- Comparisons with public market businesses, previous LBOs pose challenges
- “It’s really tough for the SEC to make hay,” says one compliance attorney
- Bowden previously brought up valuations in “Sunshine” speech
Questions about how firms value portfolio companies continue to crop up in Securities and Exchange Commission examinations of private equity firms, multiple sources told Buyouts.
Firms vary in how they value their portfolio companies, ascribing value based on cash-flow projections, the pricing of comparable publicly traded companies and transaction multiples on older leveraged buyouts.
While some in the industry have argued that interim valuations are immaterial, they also “signal to investors about the health of an adviser’s most recent portfolio, which may be the most relevant to an investor considering whether to invest in a current offering,” former SEC Director Andrew Bowden said in a 2014 speech.
“Anything that involves public comps is scrutinized,” said Jack Rader of ACA Compliance. “They’re going to look at the appropriateness of the comps and controls around how often that is updated. If it’s been the same for two years, is that appropriate?”
Assessing the validity of those valuations is a complicated endeavor, however. Private-company valuations can be altered through a multitude of subjective factors, effectively making the practice “as much art as science,” University of Oxford’s Said Business School and University of Porto wrote in a 2013 study.
“It’s really tough for the SEC to make hay,” one compliance attorney told Buyouts. “There’s a lot of judgment in terms of defining what the value is. So as long as you’re doing this consistently … It’s a very difficult thing to prove.”
For this reason, issues surrounding asset valuations, as well as the disclosure of methodologies used to arrive at a valuation, present complex challenges for investors and regulators. In particular, certain public-comparison methodologies leave room for “cherry picking,” sources told Buyouts.
“Let’s say Microsoft was trading well last quarter, and you decide to put it in your comp set. Then the next quarter something goes wrong with Microsoft, and you pull it out,” said one source with knowledge of examinations. “It’s very hard to detect when you’re an investor or a regulator.”
Those difficulties extend to the use of leveraged-buyout transactions for other companies to derive a valuation, the source added. The universe of comparable private acquisitions may be small. Older transactions might make for a stale comparison, but the manager may still consider them appropriate.
Similar issues arise in how firms project portfolio-company earnings. Factoring one-time expenses such as lawsuits would detract from a company’s future value. To account for this, some GPs will add back those costs. That practice is common and widely accepted, but some GPs may add back material recurring costs as well.
“When you’re doing a valuation, and there is no third party looking over your shoulder, there’s a temptation to put [things] back,” the examinations source said.

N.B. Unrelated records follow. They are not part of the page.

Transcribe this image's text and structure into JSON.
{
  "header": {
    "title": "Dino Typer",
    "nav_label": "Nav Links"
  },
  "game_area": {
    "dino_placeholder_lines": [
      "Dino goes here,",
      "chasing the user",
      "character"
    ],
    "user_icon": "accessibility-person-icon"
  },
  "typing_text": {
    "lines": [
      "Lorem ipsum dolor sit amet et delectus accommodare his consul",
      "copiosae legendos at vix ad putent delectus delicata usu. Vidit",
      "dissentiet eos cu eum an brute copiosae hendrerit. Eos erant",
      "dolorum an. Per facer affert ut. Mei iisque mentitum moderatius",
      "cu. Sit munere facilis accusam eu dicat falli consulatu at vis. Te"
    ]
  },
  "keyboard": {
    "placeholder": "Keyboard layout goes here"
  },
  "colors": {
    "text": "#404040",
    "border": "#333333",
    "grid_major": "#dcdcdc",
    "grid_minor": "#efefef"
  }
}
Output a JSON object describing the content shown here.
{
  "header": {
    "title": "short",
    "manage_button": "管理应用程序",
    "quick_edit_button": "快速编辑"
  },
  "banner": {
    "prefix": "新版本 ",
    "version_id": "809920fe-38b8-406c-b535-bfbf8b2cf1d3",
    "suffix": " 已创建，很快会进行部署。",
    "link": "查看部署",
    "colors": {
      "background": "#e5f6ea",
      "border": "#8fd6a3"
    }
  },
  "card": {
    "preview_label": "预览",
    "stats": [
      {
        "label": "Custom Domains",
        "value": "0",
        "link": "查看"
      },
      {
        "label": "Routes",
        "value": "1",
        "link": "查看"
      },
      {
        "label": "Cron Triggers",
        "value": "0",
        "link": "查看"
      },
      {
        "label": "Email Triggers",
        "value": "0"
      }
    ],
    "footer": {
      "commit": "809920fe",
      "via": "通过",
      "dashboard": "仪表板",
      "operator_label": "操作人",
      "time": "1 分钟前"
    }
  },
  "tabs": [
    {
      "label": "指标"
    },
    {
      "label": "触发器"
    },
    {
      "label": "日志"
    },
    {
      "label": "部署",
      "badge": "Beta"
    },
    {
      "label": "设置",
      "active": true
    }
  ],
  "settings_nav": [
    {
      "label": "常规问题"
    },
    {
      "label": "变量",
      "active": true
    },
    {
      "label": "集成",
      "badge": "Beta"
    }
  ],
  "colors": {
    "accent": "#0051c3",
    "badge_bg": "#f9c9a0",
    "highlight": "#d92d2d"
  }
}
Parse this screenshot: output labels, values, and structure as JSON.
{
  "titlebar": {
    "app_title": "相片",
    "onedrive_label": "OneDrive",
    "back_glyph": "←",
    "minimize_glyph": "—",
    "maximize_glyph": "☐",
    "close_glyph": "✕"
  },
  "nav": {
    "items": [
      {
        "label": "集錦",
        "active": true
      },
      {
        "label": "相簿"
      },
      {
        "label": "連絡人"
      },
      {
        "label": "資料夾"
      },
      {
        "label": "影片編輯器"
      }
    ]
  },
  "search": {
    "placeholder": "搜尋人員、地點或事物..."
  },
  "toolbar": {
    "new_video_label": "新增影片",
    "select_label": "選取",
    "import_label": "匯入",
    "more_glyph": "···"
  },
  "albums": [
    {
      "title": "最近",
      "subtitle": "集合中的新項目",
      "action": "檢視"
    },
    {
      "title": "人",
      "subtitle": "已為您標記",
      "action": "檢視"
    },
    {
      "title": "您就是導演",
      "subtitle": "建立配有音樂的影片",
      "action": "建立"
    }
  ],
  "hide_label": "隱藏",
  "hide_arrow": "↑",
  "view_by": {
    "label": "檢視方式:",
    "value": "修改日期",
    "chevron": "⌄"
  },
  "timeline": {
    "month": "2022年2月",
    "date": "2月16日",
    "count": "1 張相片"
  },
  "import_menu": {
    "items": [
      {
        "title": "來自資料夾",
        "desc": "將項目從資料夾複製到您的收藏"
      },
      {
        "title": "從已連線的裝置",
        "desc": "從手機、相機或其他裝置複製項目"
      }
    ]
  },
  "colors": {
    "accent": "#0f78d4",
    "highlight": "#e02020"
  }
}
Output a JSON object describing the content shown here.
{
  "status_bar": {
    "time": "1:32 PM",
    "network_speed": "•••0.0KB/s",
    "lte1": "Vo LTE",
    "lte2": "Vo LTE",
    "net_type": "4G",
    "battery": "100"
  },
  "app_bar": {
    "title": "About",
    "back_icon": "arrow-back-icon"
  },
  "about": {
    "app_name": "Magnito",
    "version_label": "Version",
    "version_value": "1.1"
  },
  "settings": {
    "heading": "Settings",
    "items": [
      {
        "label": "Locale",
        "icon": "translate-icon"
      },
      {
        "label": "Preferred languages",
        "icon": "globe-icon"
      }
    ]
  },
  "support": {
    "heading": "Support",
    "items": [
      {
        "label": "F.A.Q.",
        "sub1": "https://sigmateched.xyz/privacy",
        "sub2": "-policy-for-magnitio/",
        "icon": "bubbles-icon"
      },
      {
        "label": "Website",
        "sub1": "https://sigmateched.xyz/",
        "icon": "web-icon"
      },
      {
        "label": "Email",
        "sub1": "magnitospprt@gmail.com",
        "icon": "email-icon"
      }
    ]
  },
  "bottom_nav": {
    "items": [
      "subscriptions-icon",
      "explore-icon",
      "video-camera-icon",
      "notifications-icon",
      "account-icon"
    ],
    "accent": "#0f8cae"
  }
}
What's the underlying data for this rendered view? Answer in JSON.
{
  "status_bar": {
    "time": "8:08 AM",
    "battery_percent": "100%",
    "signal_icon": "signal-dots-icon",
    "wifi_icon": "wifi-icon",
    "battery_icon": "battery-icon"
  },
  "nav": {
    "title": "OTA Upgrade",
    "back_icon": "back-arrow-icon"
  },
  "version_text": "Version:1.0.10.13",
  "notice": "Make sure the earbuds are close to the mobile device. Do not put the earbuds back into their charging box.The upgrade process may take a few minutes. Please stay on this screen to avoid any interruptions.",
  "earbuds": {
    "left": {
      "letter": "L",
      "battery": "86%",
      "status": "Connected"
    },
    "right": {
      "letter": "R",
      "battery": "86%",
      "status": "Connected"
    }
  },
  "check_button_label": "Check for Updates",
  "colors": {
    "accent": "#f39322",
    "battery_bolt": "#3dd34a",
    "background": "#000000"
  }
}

Valuations emerged as an area of regulatory scrutiny in 2013, when Oppenheimer & Co agreed to pay a $2.8 million settlement after the SEC determined it had misled investors about the valuation of a PE fund-of-funds. The firm did not admit or deny the SEC’s findings.
‘Positive bias’ seen
The same year, the University of Oxford’s Said Business School and University of Porto researchers found that firms tend to inflate valuations when they raise funds. So much so that “it is hard to rationalize the pattern we observe except as a positive bias,” they wrote. Bowden later referenced the report in his widely covered “spreading sunshine” speech.
That said, LPs vary in how much attention they pay to valuation methodologies. Particularly in regard to re-ups, many limited partners prefer to focus on the distributions they’ve already received as opposed to the returns current holdings may yield.
“With established firms that have been around awhile, if they’d been playing those games, it would have caught up with them already,” one public pension LP told Buyouts. “If you’re investing based on newer things, and you haven’t been getting cash back, you have to pay closer attention to the marks.”
Action Item: The University of Oxford and University of Porto study: http://bit.ly/1RT9EeZ
Photo: U.S. Securities and Exchange Commission Chairwoman Mary Jo White is interviewed at the Reuters Financial Regulation Summit in Washington on May 17, 2016. Reuters/Gary Cameron